<p>Of the four <span class="taxon"><em>Lynx</em></span> species, Eurasian lynx are the largest. They are also one of the largest predators in Europe, third to only <span class="taxon"><em>Ursus arctos</em></span> and <span class="taxon"><em>Canis lupus</em></span>. Their size ranges from 18 to 36 kg, body length is 70 to 130 cm and shoulder height is 60 to 65 cm. Sexual dimorphism is present, with males being larger and more robust.<span> ("Eurasian Lynx Online Information System for Europe", 2007; "WWF", 2009a; "WWF", 2009b; Nowell and Jackson, 1996)</span></p> <p>The coat is varied in grey, rusty, or yellow fur. There are three main coat patterns: spotted, striped, and solid. Among those that are spotted, the pattern ranges among large spots, small spots, and rosettes. Patterns vary widely within and among regions. The belly, the front of the neck, the inside of the limbs, and the ears are whitish. The tail is short, with a solid black tip. Eurasian lynx have long legs, sharp retractable claws, a round face, and triangular ears. Characteristic features of Eurasian lynx are black tufts at the tips of the ears and a prominently flared facial ruff. The paws are large and fur-covered, which helps them to navigate in deep snow.<span> ("Eurasian Lynx Online Information System for Europe", 2007; "IUCN RED LIST", 2009; "WWF", 2009a; "WWF", 2009b; Nowell and Jackson, 1996)</span></p> <p>The skull of Eurasian lynx has characteristics typical of other felids : a short rostrum, rounded top, small M1, and lack of M2. They have features shared by other <span class="taxon">Carnivora</span> as well: large, well-developed canines, and well-developed carnassial teeth. Unlike most other felids, Eurasian lynx have lost one upper premolar giving them the dental formula: I3/3 C1/1 P2/2 M1/1.<span> ("Eurasian Lynx Online Information System for Europe", 2007)</span></p> <p><strong>Other Physical Features: </strong>Endothermic; Homoiothermic; Bilateral symmetry; Polymorphic</p><p><strong>Sexual Dimorphism: </strong>Male larger</p>
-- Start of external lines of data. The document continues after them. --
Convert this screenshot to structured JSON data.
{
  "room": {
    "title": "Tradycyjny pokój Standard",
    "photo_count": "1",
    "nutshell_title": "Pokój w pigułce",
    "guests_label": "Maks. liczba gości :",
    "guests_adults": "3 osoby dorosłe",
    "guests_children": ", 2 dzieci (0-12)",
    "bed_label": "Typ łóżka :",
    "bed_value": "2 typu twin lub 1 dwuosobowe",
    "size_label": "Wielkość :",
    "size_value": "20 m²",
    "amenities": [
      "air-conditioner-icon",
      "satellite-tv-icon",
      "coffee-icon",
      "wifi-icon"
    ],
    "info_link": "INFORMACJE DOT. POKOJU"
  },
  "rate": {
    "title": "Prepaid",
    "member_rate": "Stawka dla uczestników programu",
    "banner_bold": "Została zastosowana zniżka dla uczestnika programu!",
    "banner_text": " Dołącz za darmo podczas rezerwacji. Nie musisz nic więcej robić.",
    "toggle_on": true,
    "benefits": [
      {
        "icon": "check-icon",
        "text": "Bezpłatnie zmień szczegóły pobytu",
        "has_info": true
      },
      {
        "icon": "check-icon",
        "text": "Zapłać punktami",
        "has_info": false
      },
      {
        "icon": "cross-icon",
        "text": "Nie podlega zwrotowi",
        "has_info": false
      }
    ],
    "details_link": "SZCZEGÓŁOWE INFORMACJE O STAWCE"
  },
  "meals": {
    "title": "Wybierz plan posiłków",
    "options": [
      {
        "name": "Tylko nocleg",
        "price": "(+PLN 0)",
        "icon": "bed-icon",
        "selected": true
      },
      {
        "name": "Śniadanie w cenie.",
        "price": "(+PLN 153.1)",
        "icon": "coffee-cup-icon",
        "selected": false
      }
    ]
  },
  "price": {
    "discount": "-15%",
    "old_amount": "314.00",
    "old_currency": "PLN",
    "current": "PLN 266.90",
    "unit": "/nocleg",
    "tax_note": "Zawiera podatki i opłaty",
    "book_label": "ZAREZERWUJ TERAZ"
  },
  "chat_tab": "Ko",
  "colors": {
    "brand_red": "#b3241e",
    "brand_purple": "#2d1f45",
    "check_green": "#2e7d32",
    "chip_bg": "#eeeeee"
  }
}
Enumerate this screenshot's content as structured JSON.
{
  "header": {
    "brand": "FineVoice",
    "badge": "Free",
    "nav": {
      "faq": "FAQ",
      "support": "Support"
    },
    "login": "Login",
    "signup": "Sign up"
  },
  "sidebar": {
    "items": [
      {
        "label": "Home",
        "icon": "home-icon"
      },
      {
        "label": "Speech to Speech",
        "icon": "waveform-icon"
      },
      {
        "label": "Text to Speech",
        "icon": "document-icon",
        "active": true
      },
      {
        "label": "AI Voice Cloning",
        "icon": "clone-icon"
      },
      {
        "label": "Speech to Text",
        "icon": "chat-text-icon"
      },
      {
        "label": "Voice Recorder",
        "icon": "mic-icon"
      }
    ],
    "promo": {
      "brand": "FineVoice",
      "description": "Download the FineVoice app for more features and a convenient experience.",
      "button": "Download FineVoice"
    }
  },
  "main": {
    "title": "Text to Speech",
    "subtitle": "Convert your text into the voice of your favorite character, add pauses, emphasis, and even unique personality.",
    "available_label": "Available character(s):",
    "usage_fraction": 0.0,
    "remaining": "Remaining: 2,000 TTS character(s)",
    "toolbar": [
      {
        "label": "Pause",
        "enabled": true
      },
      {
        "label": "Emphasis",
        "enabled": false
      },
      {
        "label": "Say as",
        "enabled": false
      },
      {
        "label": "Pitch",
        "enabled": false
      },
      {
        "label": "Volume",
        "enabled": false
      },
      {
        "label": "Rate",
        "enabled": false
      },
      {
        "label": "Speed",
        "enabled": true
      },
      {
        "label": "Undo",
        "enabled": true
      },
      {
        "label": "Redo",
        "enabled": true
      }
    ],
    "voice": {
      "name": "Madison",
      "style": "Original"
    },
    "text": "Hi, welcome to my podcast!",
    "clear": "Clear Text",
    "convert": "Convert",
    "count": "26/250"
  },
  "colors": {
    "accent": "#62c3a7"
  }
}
- Nowell, K., P. Jackson. 1996. Wild Cats: Status survey and conservation action plan. Cambridge, U.K.: IUCN: The Burlington Press.